If you prefer not to enable cookies, you may change your browser settings to disable cookies; however, please note that rejecting cookies while visiting the Website may result in certain parts of the Website not operating correctly or as efficiently as if cookies were allowed.

Email Choice/Opt-out

Users who opt in to receive emails may choose to no longer receive e-mail updates and newsletters by selecting the "opt-out of future email" option in the email they receive from JD Supra or in their JD Supra account management screen.

Security

JD Supra takes reasonable precautions to insure that user information is kept private. We restrict access to user information to those individuals who reasonably need access to perform their job functions, such as our third party email service, customer service personnel and technical staff. However, please note that no method of transmitting or storing data is completely secure and we cannot guarantee the security of user information. Unauthorized entry or use, hardware or software failure, and other factors may compromise the security of user information at any time.

If you have reason to believe that your interaction with us is no longer secure, you must immediately notify us of the problem by contacting us at info@jdsupra.com. In the unlikely event that we believe that the security of your user information in our possession or control may have been compromised, we may seek to notify you of that development and, if so, will endeavor to do so as promptly as practicable under the circumstances.

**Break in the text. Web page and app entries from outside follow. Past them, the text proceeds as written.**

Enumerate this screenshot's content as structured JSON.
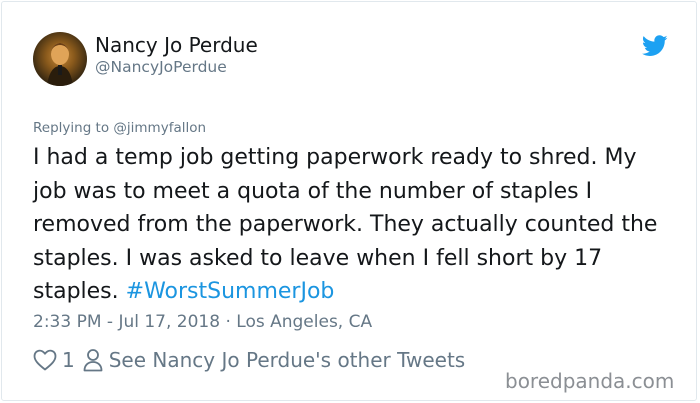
{
  "author": {
    "name": "Nancy Jo Perdue",
    "handle": "@NancyJoPerdue"
  },
  "tweet": {
    "replying_to": "Replying to @jimmyfallon",
    "text": "I had a temp job getting paperwork ready to shred. My job was to meet a quota of the number of staples I removed from the paperwork.  They actually counted the staples.  I was asked to leave when I fell short by 17 staples. ",
    "hashtag": "#WorstSummerJob",
    "timestamp": "2:33 PM - Jul 17, 2018",
    "separator": "·",
    "location": "Los Angeles, CA"
  },
  "actions": {
    "like_count": "1",
    "other_tweets_label": "See Nancy Jo Perdue's other Tweets"
  },
  "watermark": "boredpanda.com",
  "colors": {
    "text": "#14171a",
    "secondary": "#657786",
    "link": "#1b95e0",
    "twitter_blue": "#1da1f2",
    "border": "#e1e8ed"
  },
  "icons": [
    "twitter-bird-icon",
    "heart-icon",
    "person-icon"
  ]
}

Sharing and Disclosure of Information JD Supra Collects

Except as otherwise described in this privacy statement, JD Supra will not disclose personal information to any third party unless we believe that disclosure is necessary to: (1) comply with applicable laws; (2) respond to governmental inquiries or requests; (3) comply with valid legal process; (4) protect the rights, privacy, safety or property of JD Supra, users of the Service, Website visitors or the public; (5) permit us to pursue available remedies or limit the damages that we may sustain; and (6) enforce our Terms & Conditions of Use.

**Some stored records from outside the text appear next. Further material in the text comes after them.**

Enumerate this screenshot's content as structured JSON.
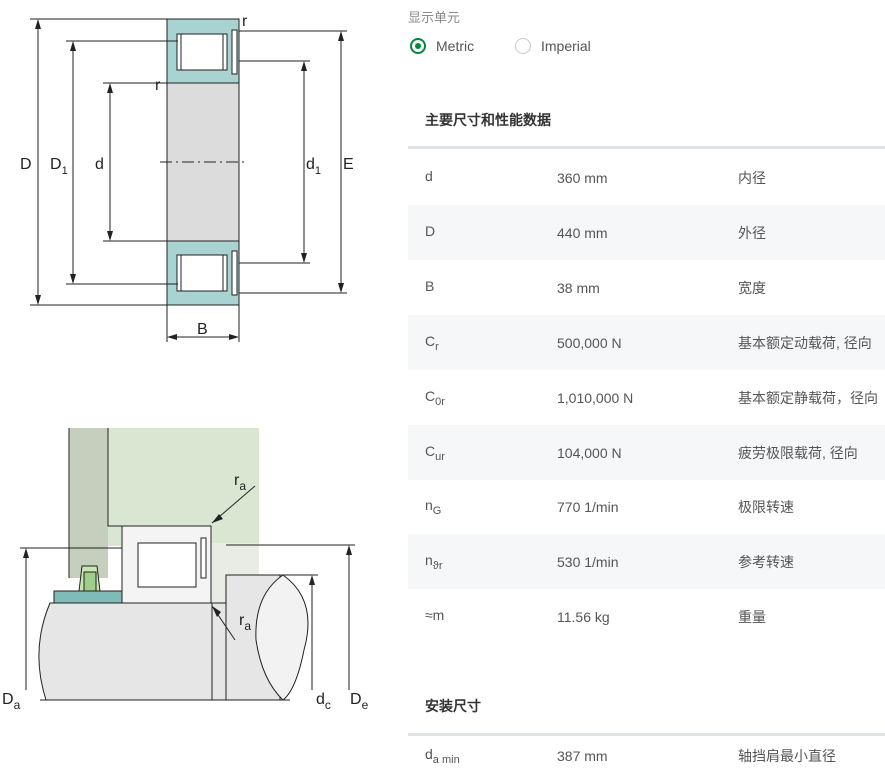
{
  "drawing": {
    "top_labels": {
      "r_top": "r",
      "r_mid": "r",
      "D": "D",
      "D1": "D",
      "D1_sub": "1",
      "d": "d",
      "d1": "d",
      "d1_sub": "1",
      "E": "E",
      "B": "B"
    },
    "bottom_labels": {
      "ra_top": "r",
      "ra_top_sub": "a",
      "ra_bottom": "r",
      "ra_bottom_sub": "a",
      "Da": "D",
      "Da_sub": "a",
      "dc": "d",
      "dc_sub": "c",
      "De": "D",
      "De_sub": "e"
    }
  },
  "units": {
    "label": "显示单元",
    "options": [
      {
        "label": "Metric",
        "selected": true
      },
      {
        "label": "Imperial",
        "selected": false
      }
    ]
  },
  "main_section": {
    "title": "主要尺寸和性能数据",
    "rows": [
      {
        "sym": "d",
        "sub": "",
        "value": "360 mm",
        "desc": "内径"
      },
      {
        "sym": "D",
        "sub": "",
        "value": "440 mm",
        "desc": "外径"
      },
      {
        "sym": "B",
        "sub": "",
        "value": "38 mm",
        "desc": "宽度"
      },
      {
        "sym": "C",
        "sub": "r",
        "value": "500,000 N",
        "desc": "基本额定动载荷, 径向"
      },
      {
        "sym": "C",
        "sub": "0r",
        "value": "1,010,000 N",
        "desc": "基本额定静载荷，径向"
      },
      {
        "sym": "C",
        "sub": "ur",
        "value": "104,000 N",
        "desc": "疲劳极限载荷, 径向"
      },
      {
        "sym": "n",
        "sub": "G",
        "value": "770 1/min",
        "desc": "极限转速"
      },
      {
        "sym": "n",
        "sub": "ϑr",
        "value": "530 1/min",
        "desc": "参考转速"
      },
      {
        "sym": "≈m",
        "sub": "",
        "value": "11.56 kg",
        "desc": "重量"
      }
    ]
  },
  "mount_section": {
    "title": "安装尺寸",
    "rows": [
      {
        "sym": "d",
        "sub": "a min",
        "value": "387 mm",
        "desc": "轴挡肩最小直径"
      }
    ]
  }
}
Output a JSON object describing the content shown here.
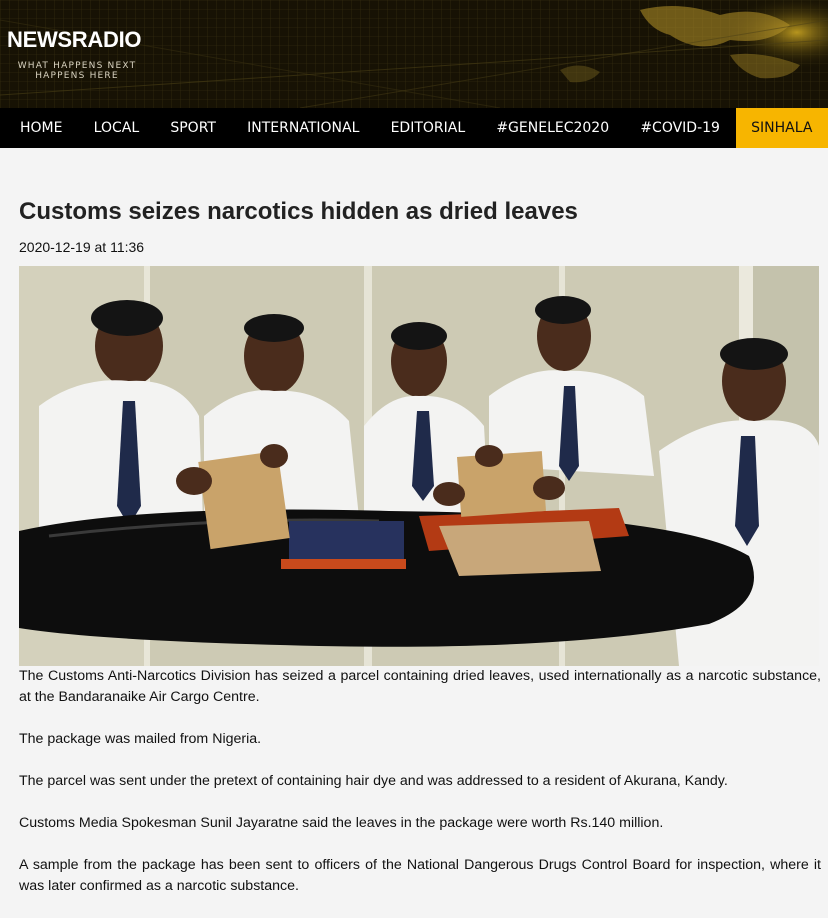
{
  "site": {
    "logo": "NEWSRADIO",
    "tagline": "WHAT HAPPENS NEXT HAPPENS HERE"
  },
  "nav": {
    "items": [
      "HOME",
      "LOCAL",
      "SPORT",
      "INTERNATIONAL",
      "EDITORIAL",
      "#GENELEC2020",
      "#COVID-19"
    ],
    "highlight": "SINHALA"
  },
  "article": {
    "title": "Customs seizes narcotics hidden as dried leaves",
    "date": "2020-12-19 at 11:36",
    "paragraphs": [
      "The Customs Anti-Narcotics Division has seized a parcel containing dried leaves, used internationally as a narcotic substance, at the Bandaranaike Air Cargo Centre.",
      "The package was mailed  from Nigeria.",
      "The parcel was sent under the pretext of containing hair dye and was addressed to a resident of Akurana, Kandy.",
      "Customs Media Spokesman Sunil Jayaratne said the leaves in the package were worth Rs.140 million.",
      "A sample from the package has been sent to officers of the National Dangerous Drugs Control Board for inspection, where it was later confirmed as a narcotic substance."
    ]
  },
  "colors": {
    "nav_background": "#000000",
    "highlight": "#f7b500",
    "banner": "#171204",
    "page_background": "#f4f4f4"
  }
}
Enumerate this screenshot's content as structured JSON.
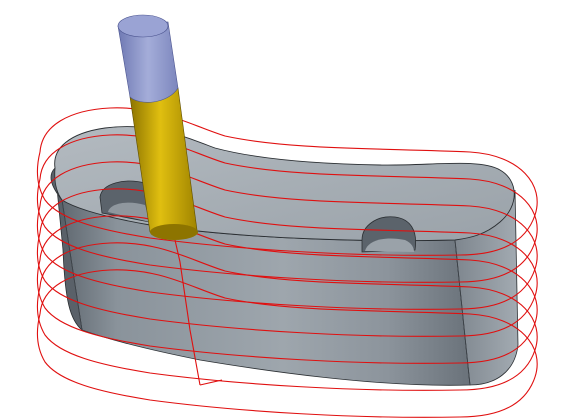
{
  "viewport": {
    "background": "#ffffff",
    "part": {
      "body_color": "#7e8790",
      "top_color": "#a9b1b8",
      "pocket_color": "#5b636b",
      "edge_color": "#2b2f33"
    },
    "tool": {
      "shank_color": "#8e98cc",
      "flute_color": "#c9a800"
    },
    "toolpath": {
      "color": "#e01010",
      "pass_count": 7
    }
  }
}
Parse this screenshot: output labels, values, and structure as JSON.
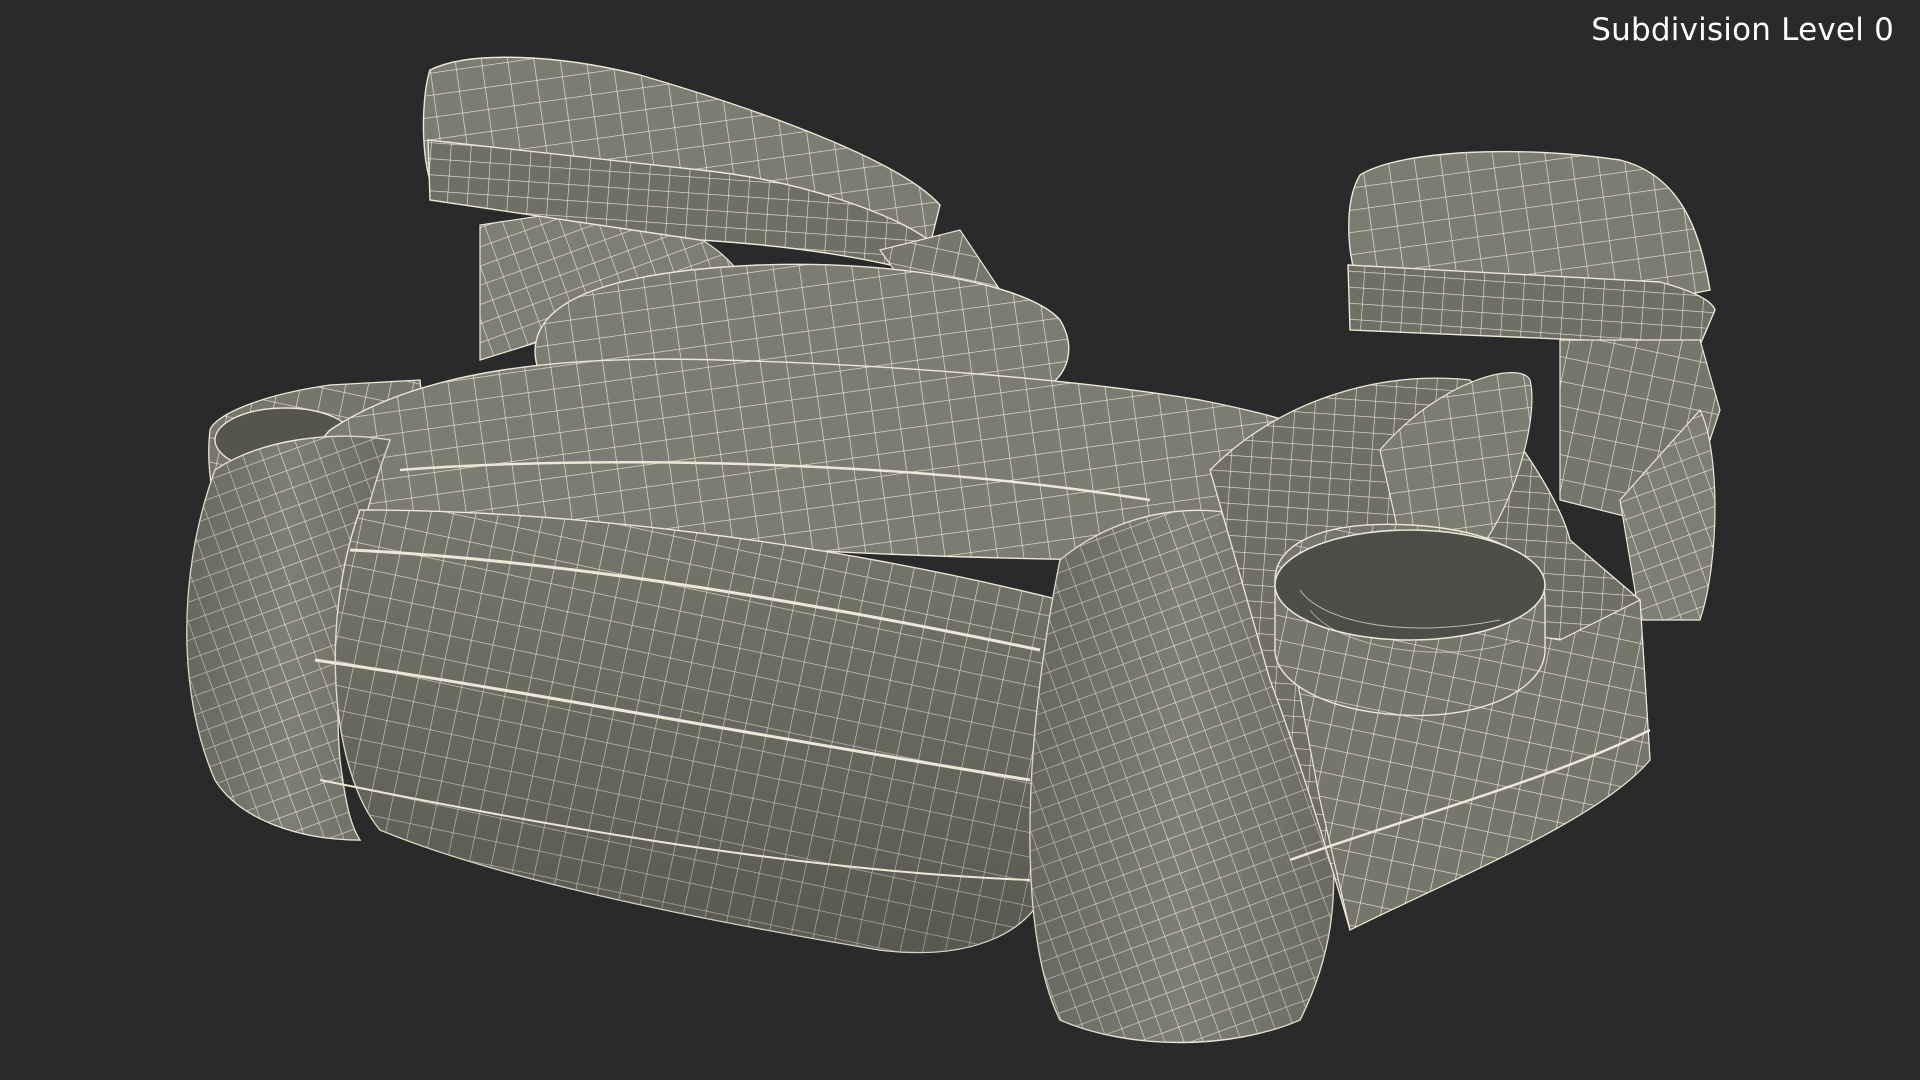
{
  "viewport": {
    "overlay_label": "Subdivision Level 0",
    "background_color": "#2a2a2a",
    "surface_color": "#7a7a70",
    "wire_color": "#ede8d8"
  },
  "model": {
    "subject": "booster-seat-wireframe"
  }
}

In the event there is a change in the corporate structure of JD Supra such as, but not limited to, merger, consolidation, sale, liquidation or transfer of substantial assets, JD Supra may, in its sole discretion, transfer, sell or assign information collected on and through the Service to one or more affiliated or unaffiliated third parties.

Links to Other Websites

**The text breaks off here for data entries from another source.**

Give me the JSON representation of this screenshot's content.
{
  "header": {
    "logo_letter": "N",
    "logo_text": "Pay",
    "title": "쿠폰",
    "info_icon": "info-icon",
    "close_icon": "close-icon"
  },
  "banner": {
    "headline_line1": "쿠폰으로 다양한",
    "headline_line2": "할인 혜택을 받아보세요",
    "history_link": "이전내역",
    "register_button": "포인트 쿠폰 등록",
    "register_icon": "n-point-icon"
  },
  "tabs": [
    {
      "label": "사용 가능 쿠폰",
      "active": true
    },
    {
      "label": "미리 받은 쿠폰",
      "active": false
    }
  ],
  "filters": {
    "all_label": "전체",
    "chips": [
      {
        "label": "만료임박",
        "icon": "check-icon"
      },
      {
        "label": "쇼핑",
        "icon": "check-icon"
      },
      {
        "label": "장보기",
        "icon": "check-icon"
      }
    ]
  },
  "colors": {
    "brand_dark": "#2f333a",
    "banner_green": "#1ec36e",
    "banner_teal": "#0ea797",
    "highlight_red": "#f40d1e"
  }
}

This Website and the Service may contain links to other websites. The operator of such other websites may collect information about you, including through cookies or other technologies. If you are using the Service through the Website and link to another site, you will leave the Website and this Policy will not apply to your use of and activity on those other sites. We encourage you to read the legal notices posted on those sites, including their privacy policies. We shall have no responsibility or liability for your visitation to, and the data collection and use practices of, such other sites. This Policy applies solely to the information collected in connection with your use of this Website and does not apply to any practices conducted offline or in connection with any other websites.

Changes in Our Privacy Policy

We reserve the right to change this Policy at any time. Please refer to the date at the top of this page to determine when this Policy was last revised. Any changes to our privacy policy will become effective upon posting of the revised policy on the Website. By continuing to use the Service or Website following such changes, you will be deemed to have agreed to such changes. If you do not agree with the terms of this Policy, as it may be amended from time to time, in whole or part, please do not continue using the Service or the Website.

Contacting JD Supra

If you have any questions about this privacy statement, the practices of this site, your dealings with this Web site, or if you would like to change any of the information you have provided to us, please contact us at: info@jdsupra.com.

- hide
*With LinkedIn, you don't need to create a separate login to manage your free JD Supra account, and we can make suggestions based on your needs and interests. We will not post anything on LinkedIn in your name. Or, sign up using your email address.